- Many a fine fiction author has taken a look at past historical events and reinterpreted them or even “solved” some long-time puzzles. This blending of historical fact and authorial fiction is sometimes called FACTION. May’s booklist offers up a broad sampling of Crime Faction – fiction based on well-known crimes. Read a few – and see if you can figure out where the facts end, and the writer’s imagination takes over!
- Someone suggested that the library had some really good books about wilderness survival and that it would be a good subject for a monthly display. She was right! So, with the help of a couple of library selectors, we have THREE new bibliographies highlighting Wilderness Survival. They are: Narratives and Memoirs (Mary Ellen Baker), How-To (Patty Kunz), and Fiction (Georgine Olson). Enjoy!

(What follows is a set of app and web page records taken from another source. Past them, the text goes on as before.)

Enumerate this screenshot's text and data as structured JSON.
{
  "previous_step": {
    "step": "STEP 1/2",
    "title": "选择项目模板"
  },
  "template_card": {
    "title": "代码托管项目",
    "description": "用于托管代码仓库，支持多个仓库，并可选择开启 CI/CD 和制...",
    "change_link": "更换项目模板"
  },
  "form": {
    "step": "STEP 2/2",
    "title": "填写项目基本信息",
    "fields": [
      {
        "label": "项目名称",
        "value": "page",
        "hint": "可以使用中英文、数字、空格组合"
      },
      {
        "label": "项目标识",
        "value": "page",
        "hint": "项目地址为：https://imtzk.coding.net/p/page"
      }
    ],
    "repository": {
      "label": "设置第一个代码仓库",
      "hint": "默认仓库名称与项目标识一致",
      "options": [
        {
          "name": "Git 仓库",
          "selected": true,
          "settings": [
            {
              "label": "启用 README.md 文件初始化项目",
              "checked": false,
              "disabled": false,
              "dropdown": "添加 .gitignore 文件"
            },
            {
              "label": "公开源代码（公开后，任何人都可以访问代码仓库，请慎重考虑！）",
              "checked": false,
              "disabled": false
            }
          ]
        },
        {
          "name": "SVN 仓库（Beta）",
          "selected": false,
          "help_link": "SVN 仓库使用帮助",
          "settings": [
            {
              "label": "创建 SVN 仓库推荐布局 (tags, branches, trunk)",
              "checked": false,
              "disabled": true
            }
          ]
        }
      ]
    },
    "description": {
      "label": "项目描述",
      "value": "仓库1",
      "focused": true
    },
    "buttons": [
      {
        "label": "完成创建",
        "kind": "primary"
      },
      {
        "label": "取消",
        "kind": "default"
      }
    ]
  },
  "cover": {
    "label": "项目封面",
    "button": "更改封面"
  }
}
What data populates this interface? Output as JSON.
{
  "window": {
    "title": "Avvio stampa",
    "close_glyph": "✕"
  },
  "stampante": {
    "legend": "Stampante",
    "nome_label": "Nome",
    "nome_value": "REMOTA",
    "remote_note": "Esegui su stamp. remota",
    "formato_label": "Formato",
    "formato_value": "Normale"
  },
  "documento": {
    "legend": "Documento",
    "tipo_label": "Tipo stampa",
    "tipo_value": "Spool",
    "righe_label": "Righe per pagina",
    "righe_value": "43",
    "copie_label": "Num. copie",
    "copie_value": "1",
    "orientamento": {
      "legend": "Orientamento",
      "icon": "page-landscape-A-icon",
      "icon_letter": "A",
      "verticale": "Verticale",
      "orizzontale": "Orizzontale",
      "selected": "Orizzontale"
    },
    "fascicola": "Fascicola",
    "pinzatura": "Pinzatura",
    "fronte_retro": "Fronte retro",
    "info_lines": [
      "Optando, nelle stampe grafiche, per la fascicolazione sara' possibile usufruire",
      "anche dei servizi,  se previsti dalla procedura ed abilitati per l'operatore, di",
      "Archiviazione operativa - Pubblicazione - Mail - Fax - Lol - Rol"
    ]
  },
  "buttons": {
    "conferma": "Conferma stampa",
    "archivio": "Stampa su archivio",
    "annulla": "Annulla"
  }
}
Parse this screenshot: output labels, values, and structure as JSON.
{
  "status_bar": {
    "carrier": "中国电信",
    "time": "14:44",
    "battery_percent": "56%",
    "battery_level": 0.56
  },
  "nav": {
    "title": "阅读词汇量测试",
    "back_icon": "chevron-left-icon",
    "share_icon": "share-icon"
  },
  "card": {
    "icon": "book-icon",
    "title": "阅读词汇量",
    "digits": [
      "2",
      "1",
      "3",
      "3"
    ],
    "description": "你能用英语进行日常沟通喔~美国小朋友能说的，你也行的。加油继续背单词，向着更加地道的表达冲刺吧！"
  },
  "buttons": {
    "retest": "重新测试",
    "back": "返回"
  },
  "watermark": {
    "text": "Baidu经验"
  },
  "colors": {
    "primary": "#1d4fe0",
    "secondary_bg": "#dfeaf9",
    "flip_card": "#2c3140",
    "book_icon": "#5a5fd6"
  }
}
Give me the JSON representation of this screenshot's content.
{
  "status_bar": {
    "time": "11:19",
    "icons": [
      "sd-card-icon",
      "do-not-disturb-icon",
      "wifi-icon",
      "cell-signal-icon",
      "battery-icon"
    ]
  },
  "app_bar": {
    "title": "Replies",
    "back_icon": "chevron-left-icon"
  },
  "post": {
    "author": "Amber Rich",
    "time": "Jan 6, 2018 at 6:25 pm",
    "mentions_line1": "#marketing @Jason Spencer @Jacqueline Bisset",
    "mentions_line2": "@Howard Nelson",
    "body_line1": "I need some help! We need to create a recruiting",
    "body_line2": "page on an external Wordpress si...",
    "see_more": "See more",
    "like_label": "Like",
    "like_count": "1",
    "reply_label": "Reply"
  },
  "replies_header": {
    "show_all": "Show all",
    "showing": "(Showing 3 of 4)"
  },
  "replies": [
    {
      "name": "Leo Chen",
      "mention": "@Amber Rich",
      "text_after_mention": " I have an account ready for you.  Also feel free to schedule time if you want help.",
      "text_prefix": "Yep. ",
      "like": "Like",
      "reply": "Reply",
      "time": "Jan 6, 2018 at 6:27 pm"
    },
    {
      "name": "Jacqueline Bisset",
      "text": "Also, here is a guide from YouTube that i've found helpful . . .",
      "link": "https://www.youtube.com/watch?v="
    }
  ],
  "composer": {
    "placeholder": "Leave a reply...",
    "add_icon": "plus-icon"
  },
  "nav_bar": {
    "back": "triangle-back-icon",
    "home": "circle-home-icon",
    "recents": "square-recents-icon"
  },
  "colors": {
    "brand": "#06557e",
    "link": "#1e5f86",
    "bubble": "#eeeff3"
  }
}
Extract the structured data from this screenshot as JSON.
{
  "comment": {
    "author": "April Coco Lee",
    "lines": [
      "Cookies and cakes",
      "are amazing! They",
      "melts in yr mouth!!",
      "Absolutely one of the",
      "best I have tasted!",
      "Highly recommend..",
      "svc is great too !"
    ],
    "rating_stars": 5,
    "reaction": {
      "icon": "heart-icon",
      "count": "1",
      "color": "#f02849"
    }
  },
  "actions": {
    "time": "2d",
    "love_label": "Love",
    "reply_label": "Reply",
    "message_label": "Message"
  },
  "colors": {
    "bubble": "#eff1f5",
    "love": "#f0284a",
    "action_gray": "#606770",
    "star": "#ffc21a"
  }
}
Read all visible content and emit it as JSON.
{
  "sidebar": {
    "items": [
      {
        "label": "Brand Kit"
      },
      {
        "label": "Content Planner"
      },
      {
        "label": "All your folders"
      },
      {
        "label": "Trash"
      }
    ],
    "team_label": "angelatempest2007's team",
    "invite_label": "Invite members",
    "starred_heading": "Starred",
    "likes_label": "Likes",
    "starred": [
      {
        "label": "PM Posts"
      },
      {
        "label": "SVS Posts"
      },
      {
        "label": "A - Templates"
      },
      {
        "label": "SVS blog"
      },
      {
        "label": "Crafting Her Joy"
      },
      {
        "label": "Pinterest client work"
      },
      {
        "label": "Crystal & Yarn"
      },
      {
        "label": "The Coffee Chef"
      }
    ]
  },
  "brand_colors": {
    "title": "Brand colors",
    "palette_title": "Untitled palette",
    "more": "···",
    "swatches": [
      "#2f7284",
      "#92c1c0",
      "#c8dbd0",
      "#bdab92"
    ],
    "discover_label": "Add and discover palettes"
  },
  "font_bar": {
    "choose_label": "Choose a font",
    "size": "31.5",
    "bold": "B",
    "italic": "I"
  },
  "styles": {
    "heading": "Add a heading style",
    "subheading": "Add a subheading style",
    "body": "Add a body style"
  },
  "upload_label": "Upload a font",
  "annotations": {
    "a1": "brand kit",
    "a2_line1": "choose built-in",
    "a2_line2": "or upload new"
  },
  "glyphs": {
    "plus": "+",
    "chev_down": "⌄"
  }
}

- Here’s a list of what’s available at FNSB libraries – from time-honored favorites to more recent titles. In recent years, there has been a resurgence of interest in Biblical fiction. Authors have responded, and there’s now quite a bit of enjoyable fiction set in the land and times of the Old and New Testament.
- It’s Chocolate! Cooking, Facts, and Fiction. February is still cold – and nice, rich chocolate goodies will help warm us up. Also, February is the month of Valentine’s Day – and love and chocolate seem to go together (though there are a goodly number of many murder mysteries on the Chocolaty Fiction list!)
- “Series with Quirky Characters” Here’s some light reading for days that are still short and dark. Here you will find some evidence that we Alaskans cannot lay claim to ALL of the quirky, unusual, and intriguing personalities around. These authors MUST have based their characters on some sort of reality, right? Right….
- A Season of Giving & Sharing“Something Special” in memory of her dear friend Ann Bachner
- 100 Most Celebrated Travel Books of All Time – Compiled by World Hum in 2010, and edited for FNSB libraries in October 2012. Celebrated Travel Books
- Fahrenheit 451 If authorities were burning all books, everywhere – here’s a list of books some Fairbanksans would want to memorize and save for future generations.
Library Contact: Georgine Olson – 459-1063 or email@example.com
updated January 3, 2013